● Data extract
····················

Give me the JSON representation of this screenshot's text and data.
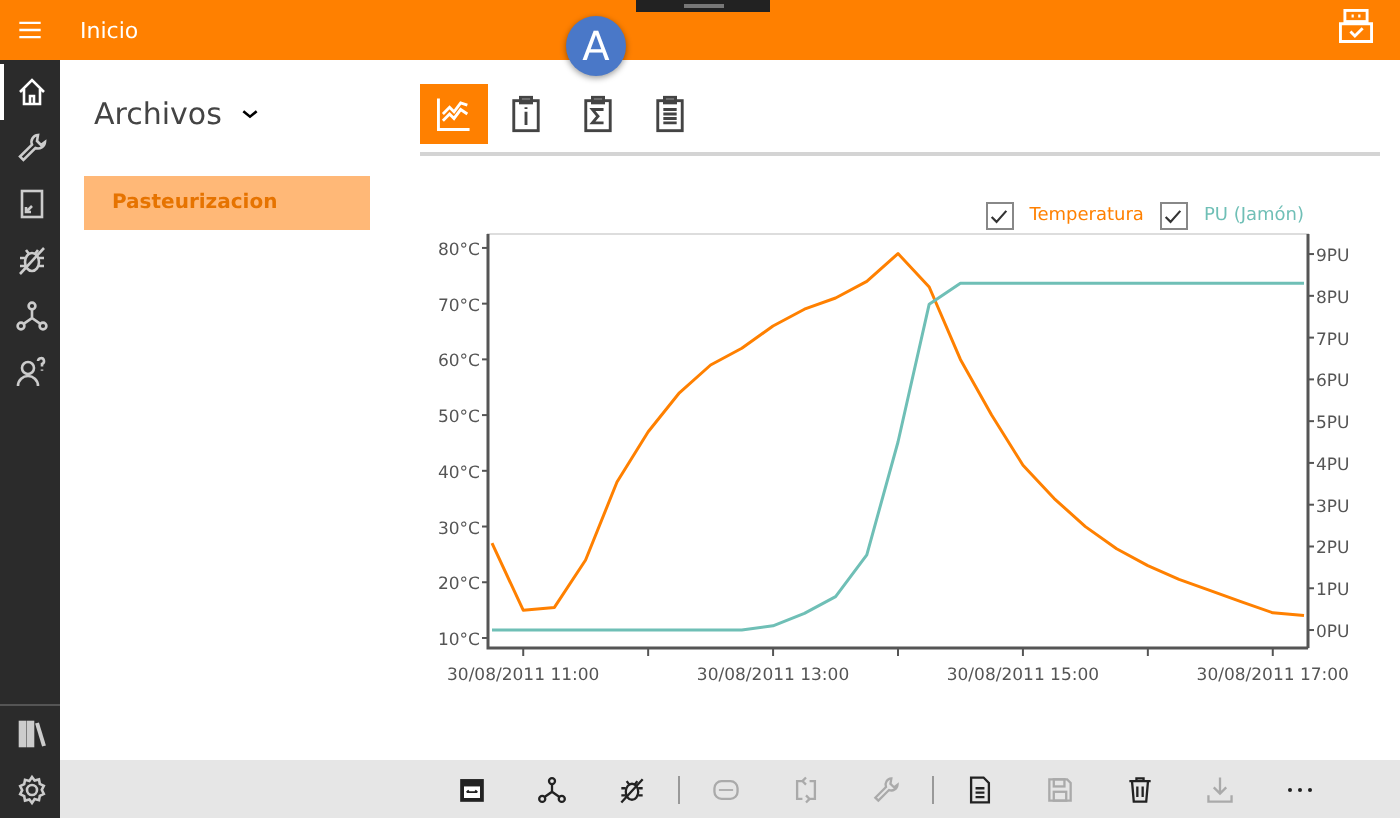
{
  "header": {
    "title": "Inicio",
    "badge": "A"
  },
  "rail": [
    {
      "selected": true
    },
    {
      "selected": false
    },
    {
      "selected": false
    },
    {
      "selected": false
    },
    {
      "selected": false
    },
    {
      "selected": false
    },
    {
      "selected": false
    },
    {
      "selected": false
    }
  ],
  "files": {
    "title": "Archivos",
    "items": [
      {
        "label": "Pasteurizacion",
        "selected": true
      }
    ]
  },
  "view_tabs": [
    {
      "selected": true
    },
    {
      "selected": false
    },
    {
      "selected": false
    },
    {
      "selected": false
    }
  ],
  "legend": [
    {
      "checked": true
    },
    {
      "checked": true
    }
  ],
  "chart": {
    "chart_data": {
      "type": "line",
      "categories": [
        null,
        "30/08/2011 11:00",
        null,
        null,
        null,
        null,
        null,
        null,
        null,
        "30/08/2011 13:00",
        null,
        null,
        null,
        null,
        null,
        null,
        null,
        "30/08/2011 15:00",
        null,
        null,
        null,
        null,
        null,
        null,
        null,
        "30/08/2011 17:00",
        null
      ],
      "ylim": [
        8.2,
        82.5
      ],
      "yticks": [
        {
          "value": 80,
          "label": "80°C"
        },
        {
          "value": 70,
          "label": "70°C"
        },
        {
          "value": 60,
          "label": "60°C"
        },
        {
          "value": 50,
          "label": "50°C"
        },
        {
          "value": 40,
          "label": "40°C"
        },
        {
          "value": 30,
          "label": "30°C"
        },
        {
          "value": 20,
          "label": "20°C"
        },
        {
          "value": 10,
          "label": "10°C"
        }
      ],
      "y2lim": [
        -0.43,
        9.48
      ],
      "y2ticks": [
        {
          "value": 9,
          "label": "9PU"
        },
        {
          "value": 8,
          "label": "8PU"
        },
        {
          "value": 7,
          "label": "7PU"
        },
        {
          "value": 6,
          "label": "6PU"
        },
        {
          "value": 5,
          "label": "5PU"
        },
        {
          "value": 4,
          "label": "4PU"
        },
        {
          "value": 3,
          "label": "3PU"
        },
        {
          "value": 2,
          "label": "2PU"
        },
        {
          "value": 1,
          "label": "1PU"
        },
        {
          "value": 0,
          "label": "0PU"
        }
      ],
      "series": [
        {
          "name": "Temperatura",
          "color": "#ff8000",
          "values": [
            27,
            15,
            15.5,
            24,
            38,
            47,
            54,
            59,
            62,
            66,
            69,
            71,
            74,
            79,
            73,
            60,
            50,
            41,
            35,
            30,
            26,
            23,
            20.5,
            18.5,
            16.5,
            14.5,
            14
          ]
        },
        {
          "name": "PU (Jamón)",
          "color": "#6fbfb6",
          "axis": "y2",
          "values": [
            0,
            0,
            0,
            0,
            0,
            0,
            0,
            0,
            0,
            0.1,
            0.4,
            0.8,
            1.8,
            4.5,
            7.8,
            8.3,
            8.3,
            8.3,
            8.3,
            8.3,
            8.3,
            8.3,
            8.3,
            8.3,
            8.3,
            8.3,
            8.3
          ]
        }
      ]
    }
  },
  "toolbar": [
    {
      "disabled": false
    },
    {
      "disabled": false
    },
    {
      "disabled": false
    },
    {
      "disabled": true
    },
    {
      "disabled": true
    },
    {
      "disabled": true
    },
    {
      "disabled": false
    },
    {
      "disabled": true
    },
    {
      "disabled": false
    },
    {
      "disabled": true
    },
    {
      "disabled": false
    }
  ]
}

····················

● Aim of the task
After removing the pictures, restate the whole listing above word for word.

● Output of the exercise
Give me the JSON representation of this screenshot's text and data.
{
  "header": {
    "title": "Inicio",
    "badge": "A"
  },
  "rail": [
    {
      "selected": true
    },
    {
      "selected": false
    },
    {
      "selected": false
    },
    {
      "selected": false
    },
    {
      "selected": false
    },
    {
      "selected": false
    },
    {
      "selected": false
    },
    {
      "selected": false
    }
  ],
  "files": {
    "title": "Archivos",
    "items": [
      {
        "label": "Pasteurizacion",
        "selected": true
      }
    ]
  },
  "view_tabs": [
    {
      "selected": true
    },
    {
      "selected": false
    },
    {
      "selected": false
    },
    {
      "selected": false
    }
  ],
  "legend": [
    {
      "checked": true
    },
    {
      "checked": true
    }
  ],
  "chart": {
    "chart_data": {
      "type": "line",
      "categories": [
        null,
        "30/08/2011 11:00",
        null,
        null,
        null,
        null,
        null,
        null,
        null,
        "30/08/2011 13:00",
        null,
        null,
        null,
        null,
        null,
        null,
        null,
        "30/08/2011 15:00",
        null,
        null,
        null,
        null,
        null,
        null,
        null,
        "30/08/2011 17:00",
        null
      ],
      "ylim": [
        8.2,
        82.5
      ],
      "yticks": [
        {
          "value": 80,
          "label": "80°C"
        },
        {
          "value": 70,
          "label": "70°C"
        },
        {
          "value": 60,
          "label": "60°C"
        },
        {
          "value": 50,
          "label": "50°C"
        },
        {
          "value": 40,
          "label": "40°C"
        },
        {
          "value": 30,
          "label": "30°C"
        },
        {
          "value": 20,
          "label": "20°C"
        },
        {
          "value": 10,
          "label": "10°C"
        }
      ],
      "y2lim": [
        -0.43,
        9.48
      ],
      "y2ticks": [
        {
          "value": 9,
          "label": "9PU"
        },
        {
          "value": 8,
          "label": "8PU"
        },
        {
          "value": 7,
          "label": "7PU"
        },
        {
          "value": 6,
          "label": "6PU"
        },
        {
          "value": 5,
          "label": "5PU"
        },
        {
          "value": 4,
          "label": "4PU"
        },
        {
          "value": 3,
          "label": "3PU"
        },
        {
          "value": 2,
          "label": "2PU"
        },
        {
          "value": 1,
          "label": "1PU"
        },
        {
          "value": 0,
          "label": "0PU"
        }
      ],
      "series": [
        {
          "name": "Temperatura",
          "color": "#ff8000",
          "values": [
            27,
            15,
            15.5,
            24,
            38,
            47,
            54,
            59,
            62,
            66,
            69,
            71,
            74,
            79,
            73,
            60,
            50,
            41,
            35,
            30,
            26,
            23,
            20.5,
            18.5,
            16.5,
            14.5,
            14
          ]
        },
        {
          "name": "PU (Jamón)",
          "color": "#6fbfb6",
          "axis": "y2",
          "values": [
            0,
            0,
            0,
            0,
            0,
            0,
            0,
            0,
            0,
            0.1,
            0.4,
            0.8,
            1.8,
            4.5,
            7.8,
            8.3,
            8.3,
            8.3,
            8.3,
            8.3,
            8.3,
            8.3,
            8.3,
            8.3,
            8.3,
            8.3,
            8.3
          ]
        }
      ]
    }
  },
  "toolbar": [
    {
      "disabled": false
    },
    {
      "disabled": false
    },
    {
      "disabled": false
    },
    {
      "disabled": true
    },
    {
      "disabled": true
    },
    {
      "disabled": true
    },
    {
      "disabled": false
    },
    {
      "disabled": true
    },
    {
      "disabled": false
    },
    {
      "disabled": true
    },
    {
      "disabled": false
    }
  ]
}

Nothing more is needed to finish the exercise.